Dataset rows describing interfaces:
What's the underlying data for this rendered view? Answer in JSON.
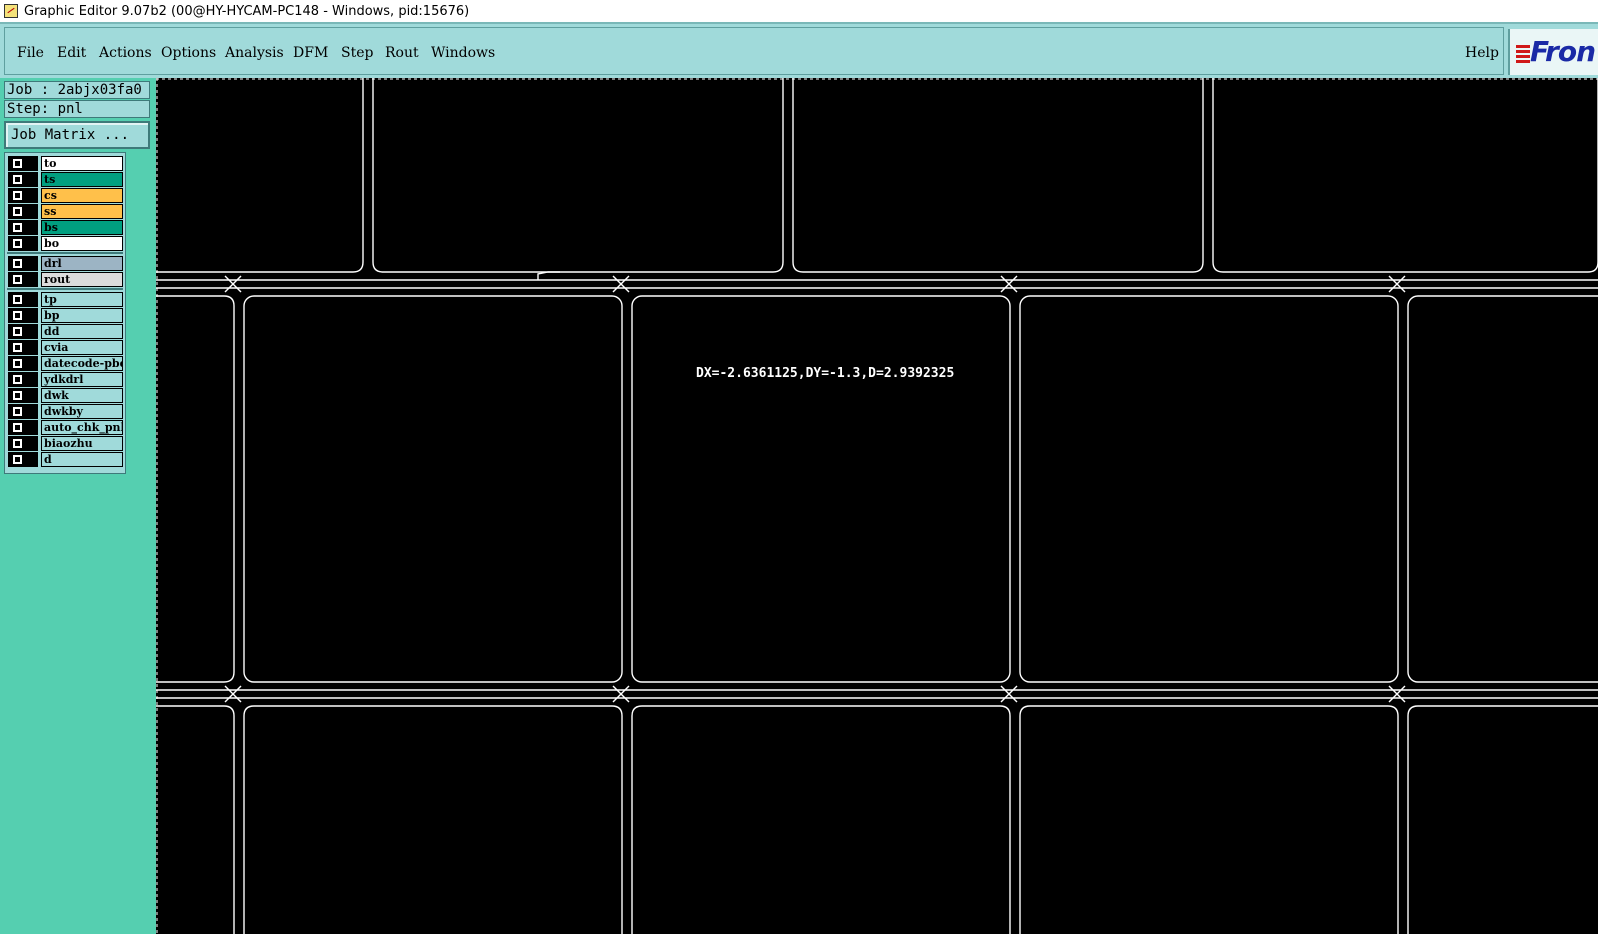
{
  "window": {
    "title": "Graphic Editor 9.07b2 (00@HY-HYCAM-PC148 - Windows, pid:15676)"
  },
  "menu": {
    "items": [
      "File",
      "Edit",
      "Actions",
      "Options",
      "Analysis",
      "DFM",
      "Step",
      "Rout",
      "Windows"
    ],
    "help": "Help",
    "logo_text": "Fron"
  },
  "panel": {
    "job": "Job : 2abjx03fa0",
    "step": "Step: pnl",
    "job_matrix": "Job Matrix ..."
  },
  "layers": [
    {
      "name": "to",
      "color": "#ffffff"
    },
    {
      "name": "ts",
      "color": "#009f80"
    },
    {
      "name": "cs",
      "color": "#ffc04a"
    },
    {
      "name": "ss",
      "color": "#ffc04a"
    },
    {
      "name": "bs",
      "color": "#009f80"
    },
    {
      "name": "bo",
      "color": "#ffffff"
    },
    {
      "name": "drl",
      "color": "#9cb4c4"
    },
    {
      "name": "rout",
      "color": "#dcdcdc"
    },
    {
      "name": "tp",
      "color": "#a0dada"
    },
    {
      "name": "bp",
      "color": "#a0dada"
    },
    {
      "name": "dd",
      "color": "#a0dada"
    },
    {
      "name": "cvia",
      "color": "#a0dada"
    },
    {
      "name": "datecode-pbe",
      "color": "#a0dada"
    },
    {
      "name": "ydkdrl",
      "color": "#a0dada"
    },
    {
      "name": "dwk",
      "color": "#a0dada"
    },
    {
      "name": "dwkby",
      "color": "#a0dada"
    },
    {
      "name": "auto_chk_pnl",
      "color": "#a0dada"
    },
    {
      "name": "biaozhu",
      "color": "#a0dada"
    },
    {
      "name": "d",
      "color": "#a0dada"
    }
  ],
  "canvas": {
    "measurement": "DX=-2.6361125,DY=-1.3,D=2.9392325"
  }
}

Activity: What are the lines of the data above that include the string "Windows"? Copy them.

Exercise result:
    "title": "Graphic Editor 9.07b2 (00@HY-HYCAM-PC148 - Windows, pid:15676)"
      "Windows"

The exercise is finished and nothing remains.